When a line below contains the word "image", it counts toward the total; give that total and nothing besides.

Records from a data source
BEGIN
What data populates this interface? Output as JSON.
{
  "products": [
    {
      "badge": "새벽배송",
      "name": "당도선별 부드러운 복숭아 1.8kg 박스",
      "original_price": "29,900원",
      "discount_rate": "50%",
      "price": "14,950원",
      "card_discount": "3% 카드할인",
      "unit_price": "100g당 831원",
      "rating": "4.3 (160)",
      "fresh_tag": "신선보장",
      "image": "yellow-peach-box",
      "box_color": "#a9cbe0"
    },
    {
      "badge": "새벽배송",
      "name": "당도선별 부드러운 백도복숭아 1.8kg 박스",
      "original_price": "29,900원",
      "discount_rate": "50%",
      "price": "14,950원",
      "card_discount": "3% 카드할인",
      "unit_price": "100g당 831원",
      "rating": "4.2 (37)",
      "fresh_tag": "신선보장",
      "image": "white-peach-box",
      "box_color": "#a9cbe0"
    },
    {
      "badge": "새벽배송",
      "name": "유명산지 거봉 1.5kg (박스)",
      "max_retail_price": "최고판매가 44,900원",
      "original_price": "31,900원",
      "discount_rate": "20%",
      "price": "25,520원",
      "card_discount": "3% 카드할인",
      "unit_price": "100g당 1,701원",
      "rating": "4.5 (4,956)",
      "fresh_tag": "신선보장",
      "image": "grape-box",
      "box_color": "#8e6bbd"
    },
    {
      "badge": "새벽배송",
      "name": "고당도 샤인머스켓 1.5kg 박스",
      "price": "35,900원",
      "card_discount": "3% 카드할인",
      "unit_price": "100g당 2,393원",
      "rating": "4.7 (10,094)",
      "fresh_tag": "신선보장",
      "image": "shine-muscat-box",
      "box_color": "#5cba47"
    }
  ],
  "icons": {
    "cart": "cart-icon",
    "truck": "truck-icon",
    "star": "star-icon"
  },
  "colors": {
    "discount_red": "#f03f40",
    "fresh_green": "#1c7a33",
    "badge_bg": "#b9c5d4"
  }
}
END
■ Output for this task ■
4